TASK ITEM | Work out the number of lines in the records that include the word "woowakgood"; reply with that number alone.

INFORMATION SHOWN |
=== Section Start ===

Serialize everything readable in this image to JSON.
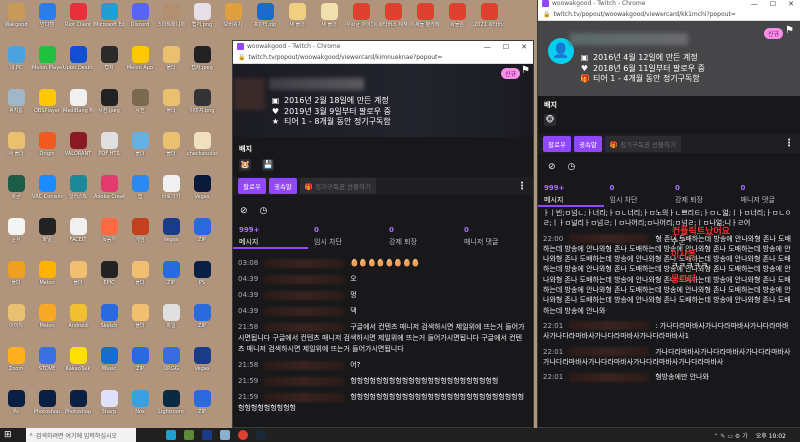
{
  "desktop": {
    "left_icons": [
      {
        "label": "Wakgood",
        "color": "#c79a5a"
      },
      {
        "label": "내 PC",
        "color": "#4aa3e0"
      },
      {
        "label": "휴지통",
        "color": "#9fb7c9"
      },
      {
        "label": "새 폴더",
        "color": "#e8c070"
      },
      {
        "label": "왁굳",
        "color": "#1d5c49"
      },
      {
        "label": "문서",
        "color": "#f4f4f4"
      },
      {
        "label": "폴더",
        "color": "#f0a020"
      },
      {
        "label": "이미지",
        "color": "#e8c070"
      },
      {
        "label": "Zoom",
        "color": "#ffb020"
      },
      {
        "label": "Ps",
        "color": "#0a1f44"
      },
      {
        "label": "반디캠",
        "color": "#2b7de9"
      },
      {
        "label": "Melon Player",
        "color": "#20c040"
      },
      {
        "label": "OBSPlayer",
        "color": "#ffc800"
      },
      {
        "label": "Origin",
        "color": "#f05a22"
      },
      {
        "label": "VRC Console",
        "color": "#1a8cff"
      },
      {
        "label": "파일",
        "color": "#222222"
      },
      {
        "label": "Melon",
        "color": "#ffb300"
      },
      {
        "label": "Melon",
        "color": "#f9a825"
      },
      {
        "label": "STOVE",
        "color": "#3a70e0"
      },
      {
        "label": "Photoshop",
        "color": "#0a1f44"
      },
      {
        "label": "Riot Client",
        "color": "#e8303a"
      },
      {
        "label": "Upbit Desktop",
        "color": "#1050d0"
      },
      {
        "label": "MediBang Paint Pro",
        "color": "#f0f0f0"
      },
      {
        "label": "VALORANT",
        "color": "#8a1a24"
      },
      {
        "label": "일러스트",
        "color": "#1a8a9a"
      },
      {
        "label": "FACEIT",
        "color": "#f0f0f0"
      },
      {
        "label": "폴더",
        "color": "#f0c070"
      },
      {
        "label": "Android",
        "color": "#f0c030"
      },
      {
        "label": "KakaoTalk",
        "color": "#ffe000"
      },
      {
        "label": "Photoshop",
        "color": "#0a1f44"
      },
      {
        "label": "Microsoft Edge",
        "color": "#1fa0d0"
      },
      {
        "label": "캡처",
        "color": "#2a2a2a"
      },
      {
        "label": "사진.jpeg",
        "color": "#222222"
      },
      {
        "label": "PDF HTS",
        "color": "#e0e0e0"
      },
      {
        "label": "Adobe Creative",
        "color": "#e33a6f"
      },
      {
        "label": "녹음기",
        "color": "#ff6a40"
      },
      {
        "label": "EPIC",
        "color": "#222222"
      },
      {
        "label": "Sketch",
        "color": "#2a6adf"
      },
      {
        "label": "Music",
        "color": "#1a6ad0"
      },
      {
        "label": "Sharp",
        "color": "#e0e0ff"
      },
      {
        "label": "Discord",
        "color": "#5865f2"
      },
      {
        "label": "Melon App",
        "color": "#ffc800"
      },
      {
        "label": "사진",
        "color": "#7a6a50"
      },
      {
        "label": "폴더",
        "color": "#64b0e0"
      },
      {
        "label": "앱",
        "color": "#2a8af0"
      },
      {
        "label": "게임",
        "color": "#c04020"
      },
      {
        "label": "폴더",
        "color": "#f0c070"
      },
      {
        "label": "폴더",
        "color": "#f0c070"
      },
      {
        "label": "ZIP",
        "color": "#2a6adf"
      },
      {
        "label": "Nox",
        "color": "#3aa0e0"
      },
      {
        "label": "스마트매니저",
        "color": "#b09070"
      },
      {
        "label": "폴더",
        "color": "#e8c070"
      },
      {
        "label": "폴더",
        "color": "#e8c070"
      },
      {
        "label": "폴더",
        "color": "#e8c070"
      },
      {
        "label": "바로가기",
        "color": "#f0f0f0"
      },
      {
        "label": "Vegas",
        "color": "#1a3a8a"
      },
      {
        "label": "ZIP",
        "color": "#2a6adf"
      },
      {
        "label": "파일",
        "color": "#e0e0e0"
      },
      {
        "label": "OP.GG",
        "color": "#3a6ae0"
      },
      {
        "label": "Lightroom",
        "color": "#0a2a44"
      },
      {
        "label": "캡처.png",
        "color": "#e8e0e8"
      },
      {
        "label": "캡처.jpeg",
        "color": "#222222"
      },
      {
        "label": "이미지.png",
        "color": "#333333"
      },
      {
        "label": "checkstudio",
        "color": "#f0e0c0"
      },
      {
        "label": "Vegas",
        "color": "#0a1a3a"
      },
      {
        "label": "ZIP",
        "color": "#2a6adf"
      },
      {
        "label": "PS",
        "color": "#0a1f44"
      },
      {
        "label": "ZIP",
        "color": "#2a6adf"
      },
      {
        "label": "Vegas",
        "color": "#1a3a8a"
      },
      {
        "label": "ZIP",
        "color": "#2a6adf"
      }
    ],
    "top_icons": [
      {
        "label": "오버워치",
        "color": "#e0a040"
      },
      {
        "label": "프린터.zip",
        "color": "#1a6ad0"
      },
      {
        "label": "새 폴더",
        "color": "#f0d080"
      },
      {
        "label": "새 폴더",
        "color": "#f0e0b0"
      },
      {
        "label": "우왁굳 아이디어",
        "color": "#e04030"
      },
      {
        "label": "왁타버스 제작",
        "color": "#e04030"
      },
      {
        "label": "이세돌 팬카페",
        "color": "#e04030"
      },
      {
        "label": "왁물원",
        "color": "#e04030"
      },
      {
        "label": "2021 왁타버스",
        "color": "#e04030"
      }
    ]
  },
  "mid": {
    "title": "woowakgood - Twitch - Chrome",
    "url": "twitch.tv/popout/woowakgood/viewercard/kimnueknae?popout=",
    "new_badge": "신규",
    "created": "2016년 2월 18일에 만든 계정",
    "following": "2019년 3월 9일부터 팔로우 중",
    "sub": "티어 1 - 8개월 동안 정기구독함",
    "badges_label": "배지",
    "follow": "팔로우",
    "whisper": "귓속말",
    "gift": "정기구독권 선물하기",
    "stats": [
      {
        "n": "999+",
        "l": "메시지"
      },
      {
        "n": "0",
        "l": "임시 차단"
      },
      {
        "n": "0",
        "l": "강제 퇴장"
      },
      {
        "n": "0",
        "l": "매니저 댓글"
      }
    ],
    "chat": [
      {
        "t": "03:08",
        "m": "🥚🥚🥚🥚🥚🥚🥚🥚"
      },
      {
        "t": "04:39",
        "m": "오"
      },
      {
        "t": "04:39",
        "m": "멍"
      },
      {
        "t": "04:39",
        "m": "댁"
      },
      {
        "t": "21:58",
        "m": "구글에서 컨텐츠 매니저 검색하시면 제일위에 뜨는거 들어가시면됩니다 구글에서 컨텐츠 매니저 검색하시면 제일위에 뜨는거 들어가시면됩니다 구글에서 컨텐츠 매니저 검색하시면 제일위에 뜨는거 들어가시면됩니다"
      },
      {
        "t": "21:58",
        "m": "어?"
      },
      {
        "t": "21:59",
        "m": "헝헝헝헝헝헝헝헝헝헝헝헝헝헝헝헝헝헝헝헝헝헝헝"
      },
      {
        "t": "21:59",
        "m": "헝헝헝헝헝헝헝헝헝헝헝헝헝헝헝헝헝헝헝헝헝헝헝헝헝헝헝헝헝헝헝헝헝헝헝헝"
      }
    ]
  },
  "right": {
    "title": "woowakgood - Twitch - Chrome",
    "url": "twitch.tv/popout/woowakgood/viewercard/kk1mchi?popout=",
    "new_badge": "신규",
    "created": "2016년 4월 12일에 만든 계정",
    "following": "2018년 6월 11일부터 팔로우 중",
    "sub": "티어 1 - 4개월 동안 정기구독함",
    "badges_label": "배지",
    "follow": "팔로우",
    "whisper": "귓속말",
    "gift": "정기구독권 선물하기",
    "stats": [
      {
        "n": "999+",
        "l": "메시지"
      },
      {
        "n": "0",
        "l": "임시 차단"
      },
      {
        "n": "0",
        "l": "강제 퇴장"
      },
      {
        "n": "0",
        "l": "매니저 댓글"
      }
    ],
    "first_line": "ㅏㅣ빈;ㅁ넘ㄴ;ㅏ너리;ㅏㅁㄴ너리;ㅏㅁ노의ㅏㄴ쁘리ㅌ;ㅏㅁㄴ얾;ㅣㅏㅁ너리;ㅏㅁㄴㅇㄹ;ㅣㅏㅁ널리ㅏㅁ넘ㄹ;ㅣㅁ나어리;ㅁ나어리;ㅁ넘ㄹ;ㅣㅁ나얾;니ㅏㄹ어",
    "chat": [
      {
        "t": "22:00",
        "m": "형 존나 도배하는데 방송에 안나와형 존나 도배하는데 방송에 안나와형 존나 도배하는데 방송에 안나와형 존나 도배하는데 방송에 안나와형 존나 도배하는데 방송에 안나와형 존나 도배하는데 방송에 안나와형 존나 도배하는데 방송에 안나와형 존나 도배하는데 방송에 안나와형 존나 도배하는데 방송에 안나와형 존나 도배하는데 방송에 안나와형 존나 도배하는데 방송에 안나와형 존나 도배하는데 방송에 안나와형 존나 도배하는데 방송에 안나와형 존나 도배하는데 방송에 안나와형 존나 도배하는데 방송에 안나와형 존나 도배하는데 방송에 안나와형 존나 도배하는데 방송에 안나와"
      },
      {
        "t": "22:01",
        "m": ": 가나다라마바사가나다라마바사가나다라마바사가나다라마바사가나다라마바사가나다라마바사1"
      },
      {
        "t": "22:01",
        "m": "가나다라마바사가나다라마바사가나다라마바사가나다라마바사가나다라마바사가나다라마바사가나다라마바사"
      },
      {
        "t": "22:01",
        "m": "형방송에만 안나와"
      }
    ],
    "overlay_red": [
      "컨플릭트났어요",
      "이사봉",
      "뭉크티"
    ],
    "overlay_white": [
      "수군",
      "ㅋㅋㅋㅋㅋ"
    ]
  },
  "taskbar": {
    "search_placeholder": "검색하려면 여기에 입력하십시오",
    "time": "오후 10:02"
  },
  "colors": {
    "accent": "#9147ff",
    "new_badge": "#f78fe8",
    "avatar": "#00d2ee"
  }
}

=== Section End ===

RESPONSE AREA | 4